“It gives some predictability. This is going to be what it’s going to cost for four years. It’s about transparency,” says Megan McClean, managing director of policy at the National Association of Student Financial Aid Administrators.
It’s not a foolproof plan, however. For starters, it doesn’t really address the underlying factors that contribute to the rising cost of higher education and exploding student debt—a point that Kumarasamy readily concedes. When housing and meals are included, a four-year education at Dayton is still going to cost more than $100,000, even with the tuition guarantee. Some students could still be leaving with a six-figure debt.
So the issue of access is still out there, Kumarasamy acknowledges. But the hope of the guarantee is that students will know up front what they’re going to pay. Another innovative element of the plan is that it removes student fees—charges, separate from tuition, that are usually tacked on as students enroll in specific classes—from the equation.

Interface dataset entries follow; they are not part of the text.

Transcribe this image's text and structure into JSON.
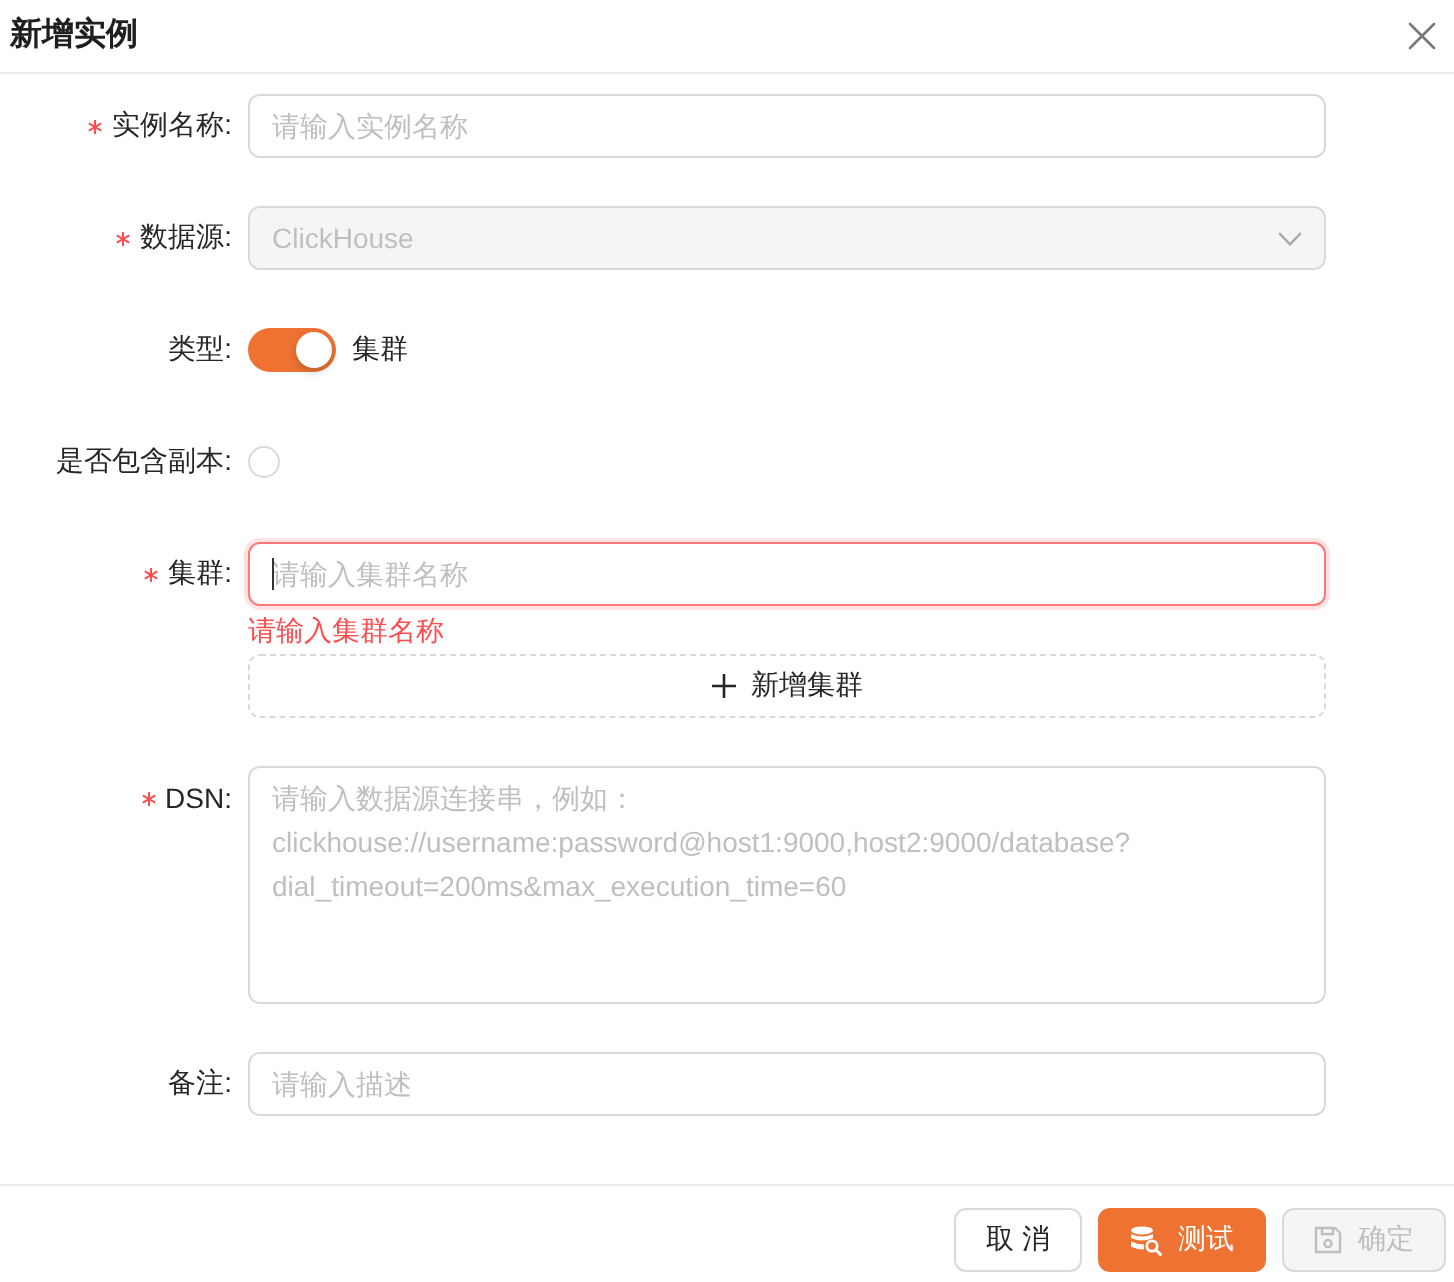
{
  "dialog": {
    "title": "新增实例"
  },
  "form": {
    "fields": [
      {
        "kind": "input",
        "label": "实例名称:",
        "required": true,
        "placeholder": "请输入实例名称",
        "focused": false
      },
      {
        "kind": "select",
        "label": "数据源:",
        "required": true,
        "value": "ClickHouse",
        "disabled": true
      },
      {
        "kind": "switch",
        "label": "类型:",
        "required": false,
        "on": true,
        "text": "集群"
      },
      {
        "kind": "radio",
        "label": "是否包含副本:",
        "required": false,
        "checked": false
      },
      {
        "kind": "input",
        "label": "集群:",
        "required": true,
        "placeholder": "请输入集群名称",
        "focused": true,
        "error": "请输入集群名称",
        "add_button": "新增集群"
      },
      {
        "kind": "textarea",
        "label": "DSN:",
        "required": true,
        "placeholder": "请输入数据源连接串，例如：\nclickhouse://username:password@host1:9000,host2:9000/database?\ndial_timeout=200ms&max_execution_time=60"
      },
      {
        "kind": "input",
        "label": "备注:",
        "required": false,
        "placeholder": "请输入描述",
        "focused": false
      }
    ]
  },
  "footer": {
    "buttons": [
      {
        "kind": "cancel",
        "label": "取 消",
        "disabled": false
      },
      {
        "kind": "test",
        "label": "测试",
        "disabled": false
      },
      {
        "kind": "submit",
        "label": "确定",
        "disabled": true
      }
    ]
  }
}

No surprises, that’s the motto. Dayton is still an elite liberal arts university, and you’re going to pay a price for that education. But you’ll always know what that price is.
“We shouldn’t be controlling college costs by reducing what we offer or what we’re invested in. We can’t throw the baby out with the bath water,” Kumarasamy says. “That’s the risk a person has to take. They have to make a decision about putting themselves in the game. But now they know how much is going to come out of their pocket.”
There is also some skepticism about whether this policy is feasible for public universities. Dayton has theoretically put itself at substantial financial risk—by guaranteeing to cover any tuition increases with financial aid, it could end up spending a lot of money if inflation skyrockets or the school fails to meet its enrollment expectations or federal aid drops dramatically. “We’re totally exposing ourselves. We are giving up that opportunity to pass on any costs,” Kumarasamy says, though he adds that the school considers those to be “manageable risks.”
But public institutions don’t have the deep pockets that private schools often do, and they’re already in a tenuous situation with the state budget cuts of the last few years. According to national estimates from Illinois State University, the United States cut higher education spending by a combined 10.8 percent from FY 2008 to FY 2013. Could public universities really be expected to assume the financial risk that Dayton has? Some are doubtful.
But then again, maybe they can, as Ohio University’s interest might indicate. Regardless, Kumarasamy knows the pressure is on for his school’s experiment in transparency to work.
“Is this model going to scare off the public or attract the public? We’ll see,” he says. “They’ll all be watching, though, if only because they cannot possibly imagine how we can pull this off.”